▸ **TASK PROMPT**: Send back all the data below, exactly as given.

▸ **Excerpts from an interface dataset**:

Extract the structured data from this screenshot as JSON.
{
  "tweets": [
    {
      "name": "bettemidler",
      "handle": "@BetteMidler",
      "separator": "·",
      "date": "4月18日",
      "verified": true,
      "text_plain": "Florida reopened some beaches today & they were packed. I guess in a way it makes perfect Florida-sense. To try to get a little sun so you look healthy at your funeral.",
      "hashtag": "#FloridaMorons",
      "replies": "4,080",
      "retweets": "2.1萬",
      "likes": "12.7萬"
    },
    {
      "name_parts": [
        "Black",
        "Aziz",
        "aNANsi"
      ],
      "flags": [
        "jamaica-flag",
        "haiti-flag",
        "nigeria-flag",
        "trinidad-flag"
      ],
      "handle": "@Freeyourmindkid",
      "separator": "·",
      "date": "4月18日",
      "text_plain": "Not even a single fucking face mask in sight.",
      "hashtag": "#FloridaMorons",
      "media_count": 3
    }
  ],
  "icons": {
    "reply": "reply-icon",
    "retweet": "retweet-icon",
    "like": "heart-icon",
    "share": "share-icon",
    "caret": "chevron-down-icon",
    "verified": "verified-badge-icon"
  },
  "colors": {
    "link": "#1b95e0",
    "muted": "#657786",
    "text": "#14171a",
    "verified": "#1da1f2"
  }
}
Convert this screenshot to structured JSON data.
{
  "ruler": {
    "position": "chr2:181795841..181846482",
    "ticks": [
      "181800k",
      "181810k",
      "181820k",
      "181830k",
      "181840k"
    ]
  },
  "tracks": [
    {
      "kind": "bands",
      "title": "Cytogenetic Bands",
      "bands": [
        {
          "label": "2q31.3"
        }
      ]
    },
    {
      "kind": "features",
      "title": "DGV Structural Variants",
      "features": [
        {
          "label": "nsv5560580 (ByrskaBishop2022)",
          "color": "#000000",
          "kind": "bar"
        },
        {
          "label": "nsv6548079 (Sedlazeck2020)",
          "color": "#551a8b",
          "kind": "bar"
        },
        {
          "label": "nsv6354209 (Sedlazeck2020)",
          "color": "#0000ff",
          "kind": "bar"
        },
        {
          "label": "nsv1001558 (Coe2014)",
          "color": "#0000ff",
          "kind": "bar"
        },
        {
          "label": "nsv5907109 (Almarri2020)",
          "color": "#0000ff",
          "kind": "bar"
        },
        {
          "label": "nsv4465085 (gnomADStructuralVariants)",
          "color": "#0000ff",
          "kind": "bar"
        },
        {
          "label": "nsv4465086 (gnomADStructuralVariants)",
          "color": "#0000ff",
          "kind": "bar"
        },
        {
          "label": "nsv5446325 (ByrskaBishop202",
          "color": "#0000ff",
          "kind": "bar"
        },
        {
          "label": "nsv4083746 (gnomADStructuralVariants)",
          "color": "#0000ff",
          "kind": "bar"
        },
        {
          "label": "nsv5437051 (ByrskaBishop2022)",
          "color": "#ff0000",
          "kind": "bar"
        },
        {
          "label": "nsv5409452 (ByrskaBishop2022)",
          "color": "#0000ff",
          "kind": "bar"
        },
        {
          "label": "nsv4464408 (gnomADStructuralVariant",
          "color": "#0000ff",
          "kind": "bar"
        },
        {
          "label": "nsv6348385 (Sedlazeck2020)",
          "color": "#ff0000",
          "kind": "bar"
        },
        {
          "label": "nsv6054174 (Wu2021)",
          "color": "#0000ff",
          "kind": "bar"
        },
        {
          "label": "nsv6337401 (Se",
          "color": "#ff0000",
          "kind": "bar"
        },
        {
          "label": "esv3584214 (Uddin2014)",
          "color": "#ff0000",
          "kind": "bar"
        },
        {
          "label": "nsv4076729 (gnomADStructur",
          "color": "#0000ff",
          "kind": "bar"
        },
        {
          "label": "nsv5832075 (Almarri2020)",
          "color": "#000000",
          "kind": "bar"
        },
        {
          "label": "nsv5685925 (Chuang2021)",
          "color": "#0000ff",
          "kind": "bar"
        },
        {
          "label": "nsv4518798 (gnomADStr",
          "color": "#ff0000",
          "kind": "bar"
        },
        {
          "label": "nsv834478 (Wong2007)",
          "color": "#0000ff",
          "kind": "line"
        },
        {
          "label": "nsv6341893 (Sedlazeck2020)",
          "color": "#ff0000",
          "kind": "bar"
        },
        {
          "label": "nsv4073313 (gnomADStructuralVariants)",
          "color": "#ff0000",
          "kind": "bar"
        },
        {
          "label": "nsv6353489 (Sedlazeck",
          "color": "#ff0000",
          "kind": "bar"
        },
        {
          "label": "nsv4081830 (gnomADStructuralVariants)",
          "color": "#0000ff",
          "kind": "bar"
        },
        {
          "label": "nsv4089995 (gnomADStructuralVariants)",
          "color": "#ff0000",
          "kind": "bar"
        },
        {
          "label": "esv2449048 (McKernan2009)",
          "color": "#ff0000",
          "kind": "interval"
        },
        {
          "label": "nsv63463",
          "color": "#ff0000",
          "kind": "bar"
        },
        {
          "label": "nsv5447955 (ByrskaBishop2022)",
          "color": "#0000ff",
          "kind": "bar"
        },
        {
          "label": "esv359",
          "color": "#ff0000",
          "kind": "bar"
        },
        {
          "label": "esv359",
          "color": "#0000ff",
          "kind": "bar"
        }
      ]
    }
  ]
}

▸ **YOUR SOLUTION**:
Extract the structured data from this screenshot as JSON.
{
  "tweets": [
    {
      "name": "bettemidler",
      "handle": "@BetteMidler",
      "separator": "·",
      "date": "4月18日",
      "verified": true,
      "text_plain": "Florida reopened some beaches today & they were packed. I guess in a way it makes perfect Florida-sense. To try to get a little sun so you look healthy at your funeral.",
      "hashtag": "#FloridaMorons",
      "replies": "4,080",
      "retweets": "2.1萬",
      "likes": "12.7萬"
    },
    {
      "name_parts": [
        "Black",
        "Aziz",
        "aNANsi"
      ],
      "flags": [
        "jamaica-flag",
        "haiti-flag",
        "nigeria-flag",
        "trinidad-flag"
      ],
      "handle": "@Freeyourmindkid",
      "separator": "·",
      "date": "4月18日",
      "text_plain": "Not even a single fucking face mask in sight.",
      "hashtag": "#FloridaMorons",
      "media_count": 3
    }
  ],
  "icons": {
    "reply": "reply-icon",
    "retweet": "retweet-icon",
    "like": "heart-icon",
    "share": "share-icon",
    "caret": "chevron-down-icon",
    "verified": "verified-badge-icon"
  },
  "colors": {
    "link": "#1b95e0",
    "muted": "#657786",
    "text": "#14171a",
    "verified": "#1da1f2"
  }
}
Convert this screenshot to structured JSON data.
{
  "ruler": {
    "position": "chr2:181795841..181846482",
    "ticks": [
      "181800k",
      "181810k",
      "181820k",
      "181830k",
      "181840k"
    ]
  },
  "tracks": [
    {
      "kind": "bands",
      "title": "Cytogenetic Bands",
      "bands": [
        {
          "label": "2q31.3"
        }
      ]
    },
    {
      "kind": "features",
      "title": "DGV Structural Variants",
      "features": [
        {
          "label": "nsv5560580 (ByrskaBishop2022)",
          "color": "#000000",
          "kind": "bar"
        },
        {
          "label": "nsv6548079 (Sedlazeck2020)",
          "color": "#551a8b",
          "kind": "bar"
        },
        {
          "label": "nsv6354209 (Sedlazeck2020)",
          "color": "#0000ff",
          "kind": "bar"
        },
        {
          "label": "nsv1001558 (Coe2014)",
          "color": "#0000ff",
          "kind": "bar"
        },
        {
          "label": "nsv5907109 (Almarri2020)",
          "color": "#0000ff",
          "kind": "bar"
        },
        {
          "label": "nsv4465085 (gnomADStructuralVariants)",
          "color": "#0000ff",
          "kind": "bar"
        },
        {
          "label": "nsv4465086 (gnomADStructuralVariants)",
          "color": "#0000ff",
          "kind": "bar"
        },
        {
          "label": "nsv5446325 (ByrskaBishop202",
          "color": "#0000ff",
          "kind": "bar"
        },
        {
          "label": "nsv4083746 (gnomADStructuralVariants)",
          "color": "#0000ff",
          "kind": "bar"
        },
        {
          "label": "nsv5437051 (ByrskaBishop2022)",
          "color": "#ff0000",
          "kind": "bar"
        },
        {
          "label": "nsv5409452 (ByrskaBishop2022)",
          "color": "#0000ff",
          "kind": "bar"
        },
        {
          "label": "nsv4464408 (gnomADStructuralVariant",
          "color": "#0000ff",
          "kind": "bar"
        },
        {
          "label": "nsv6348385 (Sedlazeck2020)",
          "color": "#ff0000",
          "kind": "bar"
        },
        {
          "label": "nsv6054174 (Wu2021)",
          "color": "#0000ff",
          "kind": "bar"
        },
        {
          "label": "nsv6337401 (Se",
          "color": "#ff0000",
          "kind": "bar"
        },
        {
          "label": "esv3584214 (Uddin2014)",
          "color": "#ff0000",
          "kind": "bar"
        },
        {
          "label": "nsv4076729 (gnomADStructur",
          "color": "#0000ff",
          "kind": "bar"
        },
        {
          "label": "nsv5832075 (Almarri2020)",
          "color": "#000000",
          "kind": "bar"
        },
        {
          "label": "nsv5685925 (Chuang2021)",
          "color": "#0000ff",
          "kind": "bar"
        },
        {
          "label": "nsv4518798 (gnomADStr",
          "color": "#ff0000",
          "kind": "bar"
        },
        {
          "label": "nsv834478 (Wong2007)",
          "color": "#0000ff",
          "kind": "line"
        },
        {
          "label": "nsv6341893 (Sedlazeck2020)",
          "color": "#ff0000",
          "kind": "bar"
        },
        {
          "label": "nsv4073313 (gnomADStructuralVariants)",
          "color": "#ff0000",
          "kind": "bar"
        },
        {
          "label": "nsv6353489 (Sedlazeck",
          "color": "#ff0000",
          "kind": "bar"
        },
        {
          "label": "nsv4081830 (gnomADStructuralVariants)",
          "color": "#0000ff",
          "kind": "bar"
        },
        {
          "label": "nsv4089995 (gnomADStructuralVariants)",
          "color": "#ff0000",
          "kind": "bar"
        },
        {
          "label": "esv2449048 (McKernan2009)",
          "color": "#ff0000",
          "kind": "interval"
        },
        {
          "label": "nsv63463",
          "color": "#ff0000",
          "kind": "bar"
        },
        {
          "label": "nsv5447955 (ByrskaBishop2022)",
          "color": "#0000ff",
          "kind": "bar"
        },
        {
          "label": "esv359",
          "color": "#ff0000",
          "kind": "bar"
        },
        {
          "label": "esv359",
          "color": "#0000ff",
          "kind": "bar"
        }
      ]
    }
  ]
}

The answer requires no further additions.